The answer must consist of every line below that contains the word "true".

···

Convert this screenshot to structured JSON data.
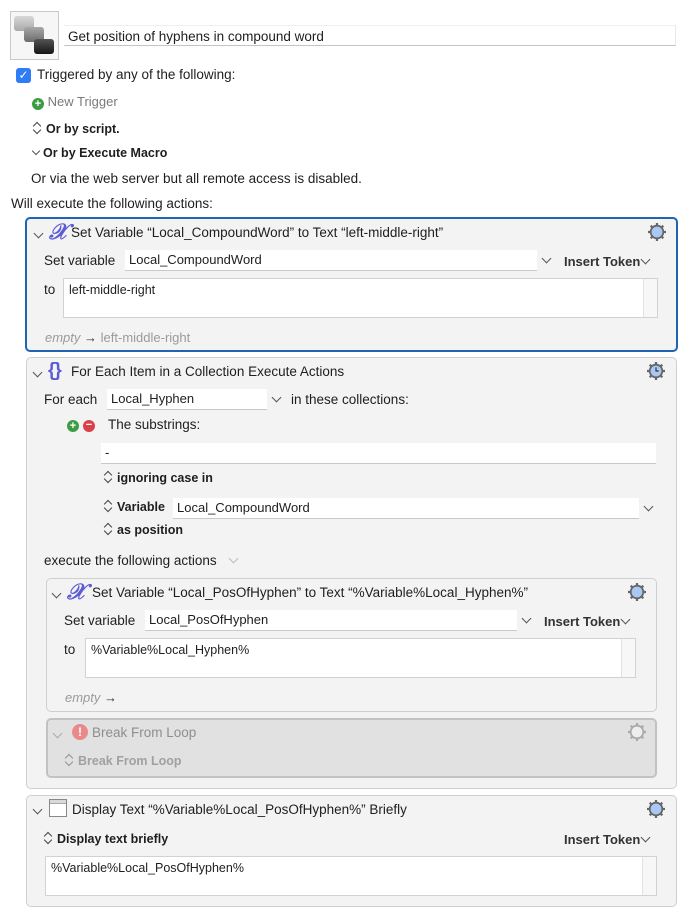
{
  "macro": {
    "icon": "keyboard-keys-icon",
    "title": "Get position of hyphens in compound word"
  },
  "triggers": {
    "checkbox_checked": true,
    "triggered_label": "Triggered by any of the following:",
    "new_trigger": "New Trigger",
    "or_by_script": "Or by script.",
    "or_by_execute_macro": "Or by Execute Macro",
    "web_server_note": "Or via the web server but all remote access is disabled."
  },
  "will_execute": "Will execute the following actions:",
  "actions": [
    {
      "type": "set-variable",
      "title": "Set Variable “Local_CompoundWord” to Text “left-middle-right”",
      "set_variable_label": "Set variable",
      "variable": "Local_CompoundWord",
      "insert_token": "Insert Token",
      "to_label": "to",
      "value": "left-middle-right",
      "preview_empty": "empty",
      "preview_arrow": "→",
      "preview_value": "left-middle-right",
      "selected": true
    },
    {
      "type": "for-each",
      "title": "For Each Item in a Collection Execute Actions",
      "for_each_label": "For each",
      "variable": "Local_Hyphen",
      "in_collections": "in these collections:",
      "collection_label": "The substrings:",
      "substring": "-",
      "ignoring_case": "ignoring case in",
      "source_type": "Variable",
      "source_variable": "Local_CompoundWord",
      "as_position": "as position",
      "execute_label": "execute the following actions",
      "children": [
        {
          "type": "set-variable",
          "title": "Set Variable “Local_PosOfHyphen” to Text “%Variable%Local_Hyphen%”",
          "set_variable_label": "Set variable",
          "variable": "Local_PosOfHyphen",
          "insert_token": "Insert Token",
          "to_label": "to",
          "value": "%Variable%Local_Hyphen%",
          "preview_empty": "empty",
          "preview_arrow": "→"
        },
        {
          "type": "break-from-loop",
          "title": "Break From Loop",
          "option": "Break From Loop",
          "disabled": true
        }
      ]
    },
    {
      "type": "display-text",
      "title": "Display Text “%Variable%Local_PosOfHyphen%” Briefly",
      "mode": "Display text briefly",
      "insert_token": "Insert Token",
      "value": "%Variable%Local_PosOfHyphen%"
    }
  ],
  "colors": {
    "accent": "#1d64b5",
    "checkbox": "#2e7cf6",
    "add": "#3e9d44",
    "remove": "#d8414a",
    "variable_icon": "#5b5bd6"
  }
}
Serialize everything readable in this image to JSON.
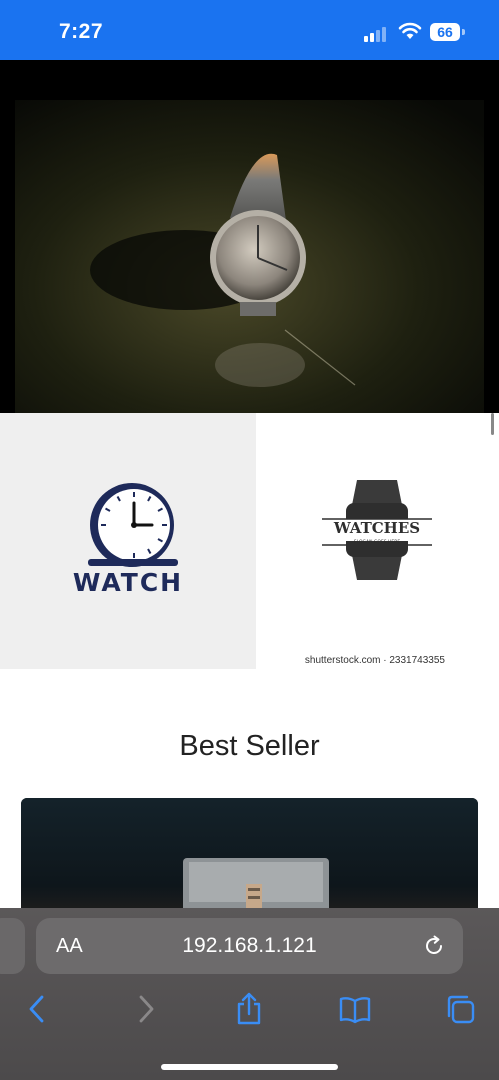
{
  "status_bar": {
    "time": "7:27",
    "battery": "66",
    "signal_icon": "cellular-signal-icon",
    "wifi_icon": "wifi-icon"
  },
  "hero": {
    "image": "wristwatch-photo"
  },
  "logos": {
    "left_text": "WATCH",
    "right_title": "WATCHES",
    "right_slogan": "SLOGAN GOES HERE",
    "credit": "shutterstock.com · 2331743355"
  },
  "best_seller": {
    "title": "Best Seller",
    "product_image": "watch-box-photo"
  },
  "browser": {
    "aa_label": "AA",
    "url": "192.168.1.121",
    "icons": [
      "back-icon",
      "forward-icon",
      "share-icon",
      "bookmarks-icon",
      "tabs-icon",
      "reload-icon"
    ]
  },
  "colors": {
    "status_bar": "#1a73f0",
    "browser_bar": "#4c4a4b",
    "accent": "#3a8df5",
    "logo_navy": "#1e2a5a"
  }
}
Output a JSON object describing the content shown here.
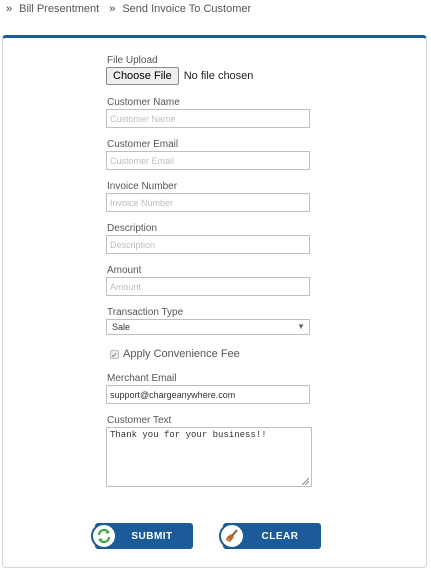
{
  "breadcrumb": {
    "items": [
      "Bill Presentment",
      "Send Invoice To Customer"
    ],
    "separator": "»"
  },
  "form": {
    "file_upload": {
      "label": "File Upload",
      "button": "Choose File",
      "status": "No file chosen"
    },
    "customer_name": {
      "label": "Customer Name",
      "placeholder": "Customer Name",
      "value": ""
    },
    "customer_email": {
      "label": "Customer Email",
      "placeholder": "Customer Email",
      "value": ""
    },
    "invoice_number": {
      "label": "Invoice Number",
      "placeholder": "Invoice Number",
      "value": ""
    },
    "description": {
      "label": "Description",
      "placeholder": "Description",
      "value": ""
    },
    "amount": {
      "label": "Amount",
      "placeholder": "Amount",
      "value": ""
    },
    "transaction_type": {
      "label": "Transaction Type",
      "selected": "Sale",
      "caret": "▼"
    },
    "convenience_fee": {
      "label": "Apply Convenience Fee",
      "checked": true,
      "check_mark": "✔"
    },
    "merchant_email": {
      "label": "Merchant Email",
      "value": "support@chargeanywhere.com"
    },
    "customer_text": {
      "label": "Customer Text",
      "value": "Thank you for your business!!"
    }
  },
  "buttons": {
    "submit": {
      "label": "SUBMIT",
      "icon": "refresh-icon"
    },
    "clear": {
      "label": "CLEAR",
      "icon": "broom-icon"
    }
  },
  "colors": {
    "accent": "#1b5b9a",
    "border": "#bfbfbf",
    "placeholder": "#bdbdbd",
    "submit_icon": "#3aa935",
    "clear_icon": "#c0632a"
  }
}
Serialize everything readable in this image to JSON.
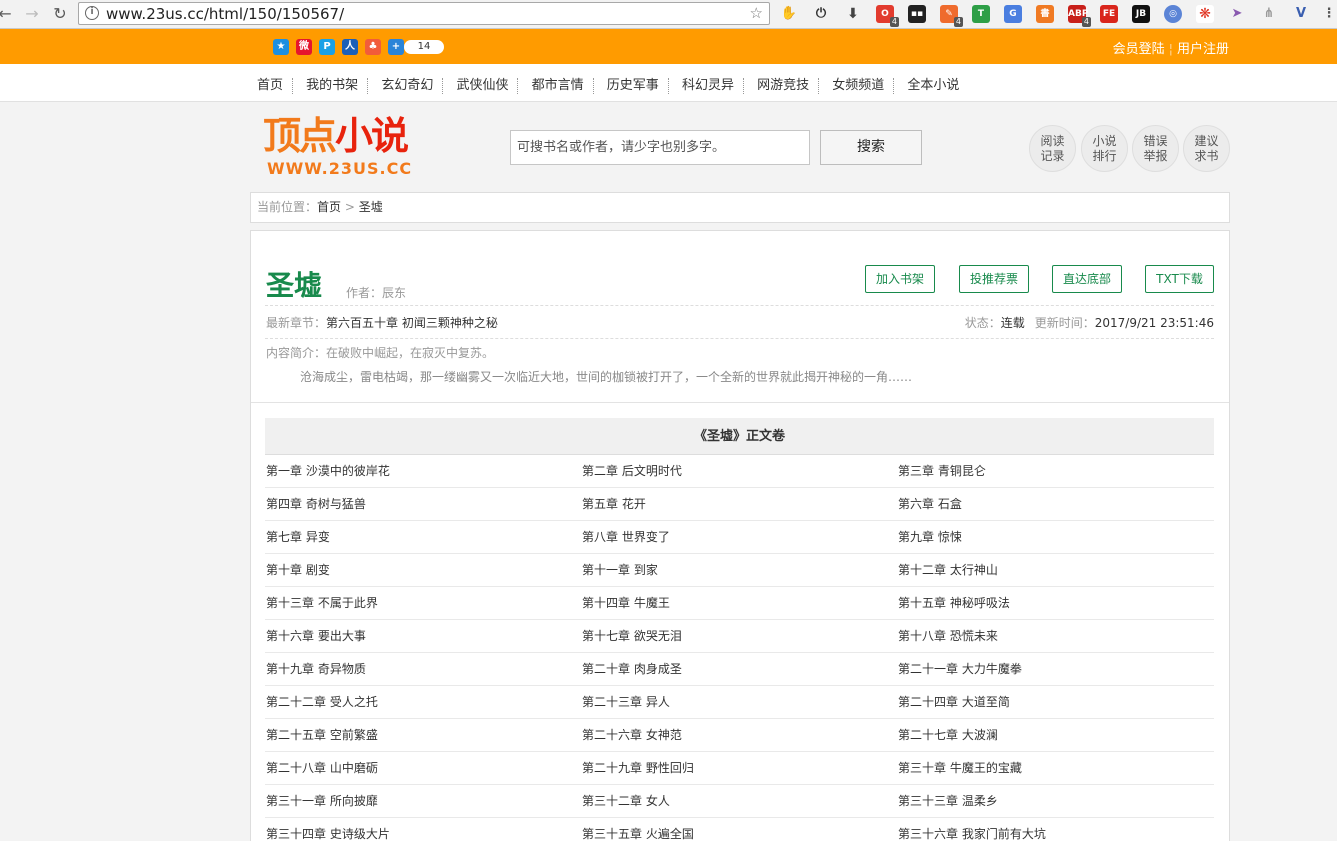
{
  "browser": {
    "url": "www.23us.cc/html/150/150567/",
    "extension_badges": [
      "4",
      "4",
      "4"
    ]
  },
  "topbar": {
    "share_count": "14",
    "login": "会员登陆",
    "register": "用户注册"
  },
  "nav": [
    "首页",
    "我的书架",
    "玄幻奇幻",
    "武侠仙侠",
    "都市言情",
    "历史军事",
    "科幻灵异",
    "网游竞技",
    "女频频道",
    "全本小说"
  ],
  "header": {
    "logo_text_a": "顶点",
    "logo_text_b": "小说",
    "logo_url": "WWW.23US.CC",
    "search_placeholder": "可搜书名或作者，请少字也别多字。",
    "search_button": "搜索",
    "circles": [
      {
        "line1": "阅读",
        "line2": "记录"
      },
      {
        "line1": "小说",
        "line2": "排行"
      },
      {
        "line1": "错误",
        "line2": "举报"
      },
      {
        "line1": "建议",
        "line2": "求书"
      }
    ]
  },
  "breadcrumb": {
    "label": "当前位置：",
    "home": "首页",
    "sep": " > ",
    "current": "圣墟"
  },
  "book": {
    "title": "圣墟",
    "author_label": "作者：",
    "author": "辰东",
    "buttons": [
      "加入书架",
      "投推荐票",
      "直达底部",
      "TXT下载"
    ],
    "latest_label": "最新章节：",
    "latest": "第六百五十章 初闻三颗神种之秘",
    "status_label": "状态：",
    "status": "连载",
    "update_label": "更新时间：",
    "update": "2017/9/21 23:51:46",
    "intro_label": "内容简介：",
    "intro_line1": "在破败中崛起，在寂灭中复苏。",
    "intro_line2": "沧海成尘，雷电枯竭，那一缕幽雾又一次临近大地，世间的枷锁被打开了，一个全新的世界就此揭开神秘的一角……"
  },
  "volume_title": "《圣墟》正文卷",
  "chapters": [
    "第一章 沙漠中的彼岸花",
    "第二章 后文明时代",
    "第三章 青铜昆仑",
    "第四章 奇树与猛兽",
    "第五章 花开",
    "第六章 石盒",
    "第七章 异变",
    "第八章 世界变了",
    "第九章 惊悚",
    "第十章 剧变",
    "第十一章 到家",
    "第十二章 太行神山",
    "第十三章 不属于此界",
    "第十四章 牛魔王",
    "第十五章 神秘呼吸法",
    "第十六章 要出大事",
    "第十七章 欲哭无泪",
    "第十八章 恐慌未来",
    "第十九章 奇异物质",
    "第二十章 肉身成圣",
    "第二十一章 大力牛魔拳",
    "第二十二章 受人之托",
    "第二十三章 异人",
    "第二十四章 大道至简",
    "第二十五章 空前繁盛",
    "第二十六章 女神范",
    "第二十七章 大波澜",
    "第二十八章 山中磨砺",
    "第二十九章 野性回归",
    "第三十章 牛魔王的宝藏",
    "第三十一章 所向披靡",
    "第三十二章 女人",
    "第三十三章 温柔乡",
    "第三十四章 史诗级大片",
    "第三十五章 火遍全国",
    "第三十六章 我家门前有大坑"
  ]
}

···

[TASK RESPONSE]
    "checkbox_checked": true,
      "selected": true
          "disabled": true
      "checked": true,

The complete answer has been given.